Kerwin said she believes professors will feel uneasy as well.

“It’s going to make professors feel unsafe and make professors want to leave and seek other big research universities that don’t have campus carry,” she said.

Campus leaders at UW-Madison voiced their opposition to the potential legislation in mid-December.

“Campuses have so many unique safety challenges,” said Chancellor Rebecca Blank in a prepared statement. “Adding concealed weapons to the many challenges our police department has to deal with would put everyone at risk.”

Kremer said he believes the potential change would make classrooms safer by allowing law-abiding gun owners to have their weapons with them.

“You’re disarming these adults who are responsible concealed carry members who are not able to protect themselves, and at the same time you’re letting the criminal element know around these campuses, hey, there’s no one that’s armed,” he said.

Kremer dismissed the UW-Madison protests as “a small group of students and a couple professors” who are “quite honestly, scared of guns just because it is a gun.”

Kremer said he has been contacted by professors and students who support the legislation.

“There are people out there who are very concerned about this and think we’re treating them like second-class citizens,” he said.

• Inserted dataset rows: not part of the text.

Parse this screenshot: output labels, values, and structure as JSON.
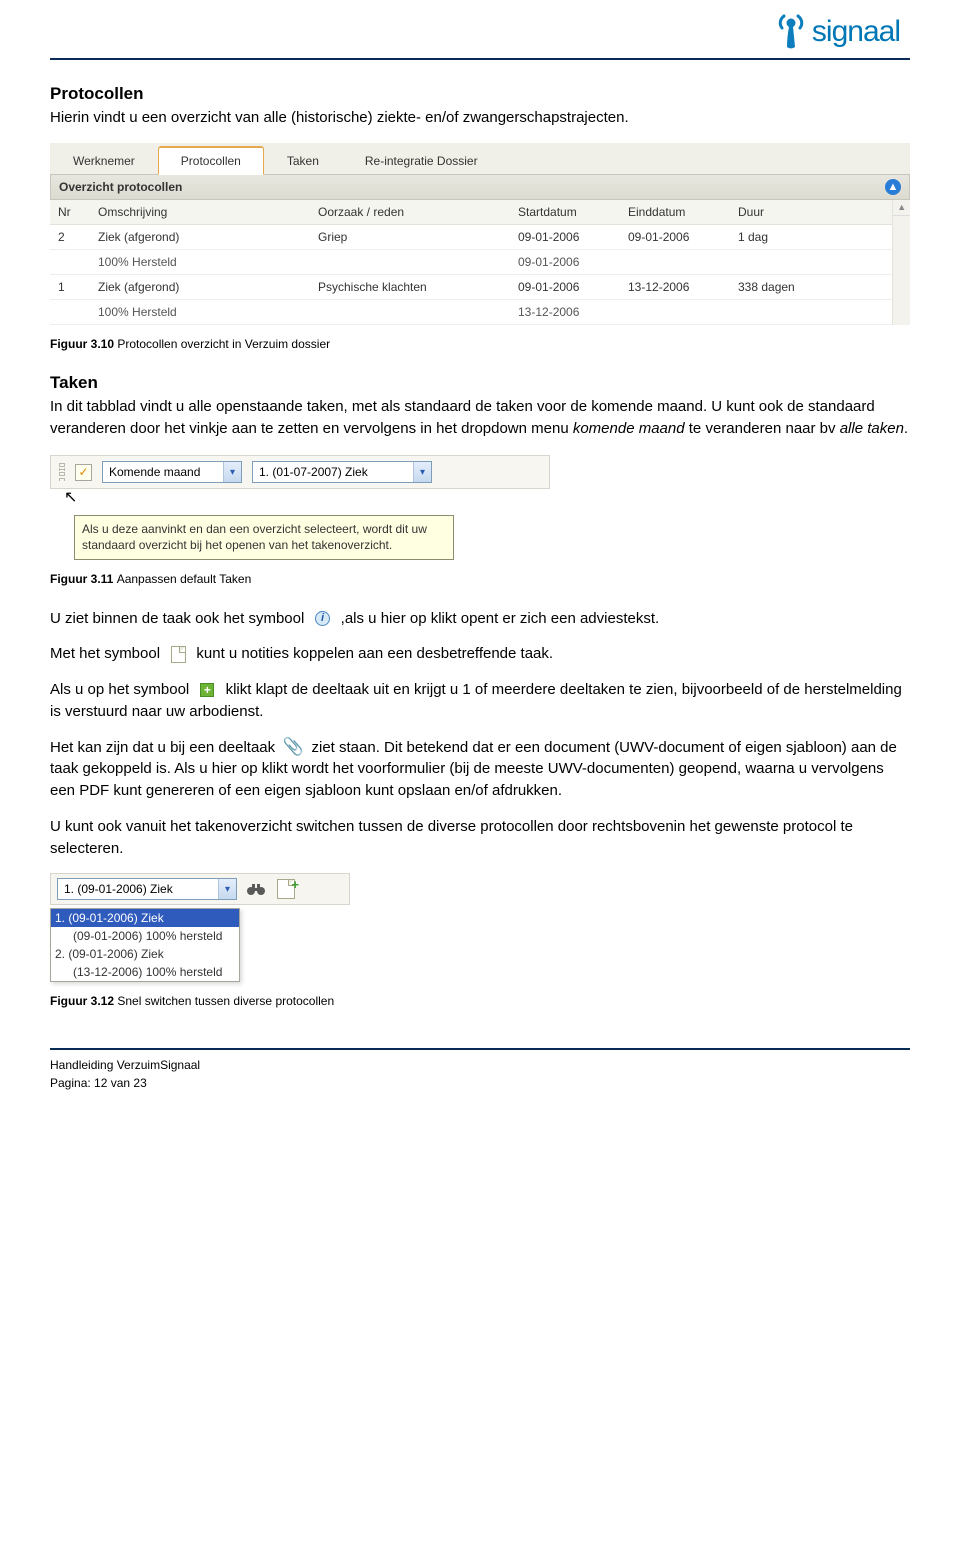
{
  "logo": {
    "brand": "signaal"
  },
  "sections": {
    "protocollen": {
      "heading": "Protocollen",
      "intro": "Hierin vindt u een overzicht van alle (historische) ziekte- en/of zwangerschapstrajecten."
    },
    "taken": {
      "heading": "Taken",
      "para1a": "In dit tabblad vindt u alle openstaande taken, met als standaard de taken voor de komende maand. U kunt ook de standaard veranderen door het vinkje aan te zetten en vervolgens in het dropdown menu ",
      "para1_em1": "komende maand",
      "para1b": " te veranderen naar bv ",
      "para1_em2": "alle taken",
      "para1c": "."
    }
  },
  "shot1": {
    "tabs": [
      "Werknemer",
      "Protocollen",
      "Taken",
      "Re-integratie Dossier"
    ],
    "panel_title": "Overzicht protocollen",
    "columns": [
      "Nr",
      "Omschrijving",
      "Oorzaak / reden",
      "Startdatum",
      "Einddatum",
      "Duur"
    ],
    "rows": [
      {
        "nr": "2",
        "omschrijving": "Ziek (afgerond)",
        "oorzaak": "Griep",
        "start": "09-01-2006",
        "eind": "09-01-2006",
        "duur": "1 dag"
      },
      {
        "nr": "",
        "omschrijving": "100% Hersteld",
        "oorzaak": "",
        "start": "09-01-2006",
        "eind": "",
        "duur": ""
      },
      {
        "nr": "1",
        "omschrijving": "Ziek (afgerond)",
        "oorzaak": "Psychische klachten",
        "start": "09-01-2006",
        "eind": "13-12-2006",
        "duur": "338 dagen"
      },
      {
        "nr": "",
        "omschrijving": "100% Hersteld",
        "oorzaak": "",
        "start": "13-12-2006",
        "eind": "",
        "duur": ""
      }
    ]
  },
  "captions": {
    "c310_b": "Figuur 3.10 ",
    "c310_t": "Protocollen overzicht in Verzuim dossier",
    "c311_b": "Figuur 3.11 ",
    "c311_t": "Aanpassen default Taken",
    "c312_b": "Figuur 3.12 ",
    "c312_t": "Snel switchen tussen diverse protocollen"
  },
  "shot2": {
    "combo1": "Komende maand",
    "combo2": "1. (01-07-2007) Ziek",
    "tooltip": "Als u deze aanvinkt en dan een overzicht selecteert, wordt dit uw standaard overzicht bij het openen van het takenoverzicht."
  },
  "taken_paras": {
    "p2a": "U ziet binnen de taak ook het symbool",
    "p2b": ",als u hier op klikt opent er zich een adviestekst.",
    "p3a": "Met het symbool",
    "p3b": "kunt u notities koppelen aan een desbetreffende taak.",
    "p4a": "Als u op het symbool",
    "p4b": "klikt klapt de deeltaak uit en krijgt u 1 of meerdere deeltaken te zien, bijvoorbeeld of de herstelmelding is verstuurd naar uw arbodienst.",
    "p5a": "Het kan zijn dat u bij een deeltaak",
    "p5b": "ziet staan. Dit betekend dat er een document (UWV-document of eigen sjabloon) aan de taak gekoppeld is. Als u hier op klikt wordt het voorformulier (bij de meeste UWV-documenten) geopend, waarna u vervolgens een PDF kunt genereren of een eigen sjabloon kunt opslaan en/of afdrukken.",
    "p6": "U kunt ook vanuit het takenoverzicht switchen tussen de diverse protocollen door rechtsbovenin het gewenste protocol te selecteren."
  },
  "shot3": {
    "selected": "1. (09-01-2006) Ziek",
    "options": [
      {
        "text": "1. (09-01-2006) Ziek",
        "selected": true,
        "indent": false
      },
      {
        "text": "(09-01-2006) 100% hersteld",
        "selected": false,
        "indent": true
      },
      {
        "text": "2. (09-01-2006) Ziek",
        "selected": false,
        "indent": false
      },
      {
        "text": "(13-12-2006) 100% hersteld",
        "selected": false,
        "indent": true
      }
    ]
  },
  "footer": {
    "line1": "Handleiding VerzuimSignaal",
    "line2": "Pagina: 12 van 23"
  }
}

Kerwin pushes back on accusations that carrying sex toys to protest legislation is immature or inappropriate.

“I would say that it’s inappropriate for students to act as vigilantes and think that they are above the police,” she said.

Kerwin said the protest is modeled after similar actions taken by students at the University of Texas in August.

“It was a method of fighting absurdity with absurdity,” she said.

Kremer said the draft of the bill is not complete, and he has no plans for when he might introduce it. The legislative session begins in January.

A formal date for the protest was not set as of Dec. 23, but plans are for it to occur during the spring semester.